----- SOURCE RECORDS

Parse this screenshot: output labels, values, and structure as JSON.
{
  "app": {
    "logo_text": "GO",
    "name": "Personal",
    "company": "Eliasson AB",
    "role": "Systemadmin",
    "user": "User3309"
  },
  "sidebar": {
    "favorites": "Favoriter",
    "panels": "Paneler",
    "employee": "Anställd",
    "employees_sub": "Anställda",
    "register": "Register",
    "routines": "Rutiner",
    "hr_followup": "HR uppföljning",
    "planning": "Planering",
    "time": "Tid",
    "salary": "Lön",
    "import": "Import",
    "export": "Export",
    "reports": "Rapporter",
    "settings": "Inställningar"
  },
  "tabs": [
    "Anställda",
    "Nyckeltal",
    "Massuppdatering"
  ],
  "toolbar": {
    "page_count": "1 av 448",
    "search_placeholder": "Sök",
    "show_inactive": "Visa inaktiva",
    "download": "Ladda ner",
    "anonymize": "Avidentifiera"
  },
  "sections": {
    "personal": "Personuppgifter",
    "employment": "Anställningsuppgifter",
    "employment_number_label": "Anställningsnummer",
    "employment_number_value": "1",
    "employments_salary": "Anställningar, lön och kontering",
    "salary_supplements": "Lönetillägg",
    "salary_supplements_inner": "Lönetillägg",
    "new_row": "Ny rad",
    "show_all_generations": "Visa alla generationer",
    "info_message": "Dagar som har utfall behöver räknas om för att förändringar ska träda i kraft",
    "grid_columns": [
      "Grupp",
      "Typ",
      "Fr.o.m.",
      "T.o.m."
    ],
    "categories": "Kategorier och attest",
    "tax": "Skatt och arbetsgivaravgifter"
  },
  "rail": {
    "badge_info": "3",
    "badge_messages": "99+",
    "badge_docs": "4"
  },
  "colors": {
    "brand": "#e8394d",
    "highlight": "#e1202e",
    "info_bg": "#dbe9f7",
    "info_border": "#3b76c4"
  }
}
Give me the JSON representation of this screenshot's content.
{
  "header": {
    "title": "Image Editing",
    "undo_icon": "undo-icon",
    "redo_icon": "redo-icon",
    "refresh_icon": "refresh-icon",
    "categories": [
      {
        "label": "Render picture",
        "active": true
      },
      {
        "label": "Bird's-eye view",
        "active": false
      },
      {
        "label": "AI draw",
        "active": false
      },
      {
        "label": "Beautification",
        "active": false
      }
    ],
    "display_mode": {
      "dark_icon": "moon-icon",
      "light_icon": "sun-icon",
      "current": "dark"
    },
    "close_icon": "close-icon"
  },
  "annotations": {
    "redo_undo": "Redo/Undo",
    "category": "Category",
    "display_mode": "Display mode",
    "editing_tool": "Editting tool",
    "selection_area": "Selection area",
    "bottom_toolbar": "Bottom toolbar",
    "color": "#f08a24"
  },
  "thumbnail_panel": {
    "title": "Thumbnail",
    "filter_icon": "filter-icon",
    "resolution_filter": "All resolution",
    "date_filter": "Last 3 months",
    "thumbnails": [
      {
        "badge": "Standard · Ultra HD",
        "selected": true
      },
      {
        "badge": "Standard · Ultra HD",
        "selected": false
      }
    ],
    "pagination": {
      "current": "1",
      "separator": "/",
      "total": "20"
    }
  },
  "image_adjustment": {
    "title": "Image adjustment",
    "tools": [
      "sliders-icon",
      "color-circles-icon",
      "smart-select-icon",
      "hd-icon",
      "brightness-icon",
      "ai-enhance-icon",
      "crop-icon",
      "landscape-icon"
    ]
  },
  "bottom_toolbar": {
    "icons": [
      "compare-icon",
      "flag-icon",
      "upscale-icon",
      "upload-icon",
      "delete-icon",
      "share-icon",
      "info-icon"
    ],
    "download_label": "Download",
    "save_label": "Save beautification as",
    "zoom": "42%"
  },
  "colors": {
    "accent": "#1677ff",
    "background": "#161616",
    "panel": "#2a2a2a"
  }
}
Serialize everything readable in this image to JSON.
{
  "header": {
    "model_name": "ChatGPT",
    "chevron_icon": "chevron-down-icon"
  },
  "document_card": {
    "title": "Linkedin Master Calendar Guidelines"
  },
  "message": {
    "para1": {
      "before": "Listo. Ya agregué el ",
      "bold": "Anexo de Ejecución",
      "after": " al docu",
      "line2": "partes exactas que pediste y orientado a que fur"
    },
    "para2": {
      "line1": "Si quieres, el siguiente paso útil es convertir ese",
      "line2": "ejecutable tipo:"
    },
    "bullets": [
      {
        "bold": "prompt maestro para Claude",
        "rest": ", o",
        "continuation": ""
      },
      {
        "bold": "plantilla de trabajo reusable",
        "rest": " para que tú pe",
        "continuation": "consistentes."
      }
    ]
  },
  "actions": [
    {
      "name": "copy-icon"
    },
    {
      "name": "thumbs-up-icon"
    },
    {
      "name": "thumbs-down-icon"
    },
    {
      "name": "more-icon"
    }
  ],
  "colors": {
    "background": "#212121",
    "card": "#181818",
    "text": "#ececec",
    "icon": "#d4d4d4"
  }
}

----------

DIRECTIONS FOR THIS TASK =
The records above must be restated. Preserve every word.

ANSWER SECTION =
Parse this screenshot: output labels, values, and structure as JSON.
{
  "app": {
    "logo_text": "GO",
    "name": "Personal",
    "company": "Eliasson AB",
    "role": "Systemadmin",
    "user": "User3309"
  },
  "sidebar": {
    "favorites": "Favoriter",
    "panels": "Paneler",
    "employee": "Anställd",
    "employees_sub": "Anställda",
    "register": "Register",
    "routines": "Rutiner",
    "hr_followup": "HR uppföljning",
    "planning": "Planering",
    "time": "Tid",
    "salary": "Lön",
    "import": "Import",
    "export": "Export",
    "reports": "Rapporter",
    "settings": "Inställningar"
  },
  "tabs": [
    "Anställda",
    "Nyckeltal",
    "Massuppdatering"
  ],
  "toolbar": {
    "page_count": "1 av 448",
    "search_placeholder": "Sök",
    "show_inactive": "Visa inaktiva",
    "download": "Ladda ner",
    "anonymize": "Avidentifiera"
  },
  "sections": {
    "personal": "Personuppgifter",
    "employment": "Anställningsuppgifter",
    "employment_number_label": "Anställningsnummer",
    "employment_number_value": "1",
    "employments_salary": "Anställningar, lön och kontering",
    "salary_supplements": "Lönetillägg",
    "salary_supplements_inner": "Lönetillägg",
    "new_row": "Ny rad",
    "show_all_generations": "Visa alla generationer",
    "info_message": "Dagar som har utfall behöver räknas om för att förändringar ska träda i kraft",
    "grid_columns": [
      "Grupp",
      "Typ",
      "Fr.o.m.",
      "T.o.m."
    ],
    "categories": "Kategorier och attest",
    "tax": "Skatt och arbetsgivaravgifter"
  },
  "rail": {
    "badge_info": "3",
    "badge_messages": "99+",
    "badge_docs": "4"
  },
  "colors": {
    "brand": "#e8394d",
    "highlight": "#e1202e",
    "info_bg": "#dbe9f7",
    "info_border": "#3b76c4"
  }
}
Give me the JSON representation of this screenshot's content.
{
  "header": {
    "title": "Image Editing",
    "undo_icon": "undo-icon",
    "redo_icon": "redo-icon",
    "refresh_icon": "refresh-icon",
    "categories": [
      {
        "label": "Render picture",
        "active": true
      },
      {
        "label": "Bird's-eye view",
        "active": false
      },
      {
        "label": "AI draw",
        "active": false
      },
      {
        "label": "Beautification",
        "active": false
      }
    ],
    "display_mode": {
      "dark_icon": "moon-icon",
      "light_icon": "sun-icon",
      "current": "dark"
    },
    "close_icon": "close-icon"
  },
  "annotations": {
    "redo_undo": "Redo/Undo",
    "category": "Category",
    "display_mode": "Display mode",
    "editing_tool": "Editting tool",
    "selection_area": "Selection area",
    "bottom_toolbar": "Bottom toolbar",
    "color": "#f08a24"
  },
  "thumbnail_panel": {
    "title": "Thumbnail",
    "filter_icon": "filter-icon",
    "resolution_filter": "All resolution",
    "date_filter": "Last 3 months",
    "thumbnails": [
      {
        "badge": "Standard · Ultra HD",
        "selected": true
      },
      {
        "badge": "Standard · Ultra HD",
        "selected": false
      }
    ],
    "pagination": {
      "current": "1",
      "separator": "/",
      "total": "20"
    }
  },
  "image_adjustment": {
    "title": "Image adjustment",
    "tools": [
      "sliders-icon",
      "color-circles-icon",
      "smart-select-icon",
      "hd-icon",
      "brightness-icon",
      "ai-enhance-icon",
      "crop-icon",
      "landscape-icon"
    ]
  },
  "bottom_toolbar": {
    "icons": [
      "compare-icon",
      "flag-icon",
      "upscale-icon",
      "upload-icon",
      "delete-icon",
      "share-icon",
      "info-icon"
    ],
    "download_label": "Download",
    "save_label": "Save beautification as",
    "zoom": "42%"
  },
  "colors": {
    "accent": "#1677ff",
    "background": "#161616",
    "panel": "#2a2a2a"
  }
}
Serialize everything readable in this image to JSON.
{
  "header": {
    "model_name": "ChatGPT",
    "chevron_icon": "chevron-down-icon"
  },
  "document_card": {
    "title": "Linkedin Master Calendar Guidelines"
  },
  "message": {
    "para1": {
      "before": "Listo. Ya agregué el ",
      "bold": "Anexo de Ejecución",
      "after": " al docu",
      "line2": "partes exactas que pediste y orientado a que fur"
    },
    "para2": {
      "line1": "Si quieres, el siguiente paso útil es convertir ese",
      "line2": "ejecutable tipo:"
    },
    "bullets": [
      {
        "bold": "prompt maestro para Claude",
        "rest": ", o",
        "continuation": ""
      },
      {
        "bold": "plantilla de trabajo reusable",
        "rest": " para que tú pe",
        "continuation": "consistentes."
      }
    ]
  },
  "actions": [
    {
      "name": "copy-icon"
    },
    {
      "name": "thumbs-up-icon"
    },
    {
      "name": "thumbs-down-icon"
    },
    {
      "name": "more-icon"
    }
  ],
  "colors": {
    "background": "#212121",
    "card": "#181818",
    "text": "#ececec",
    "icon": "#d4d4d4"
  }
}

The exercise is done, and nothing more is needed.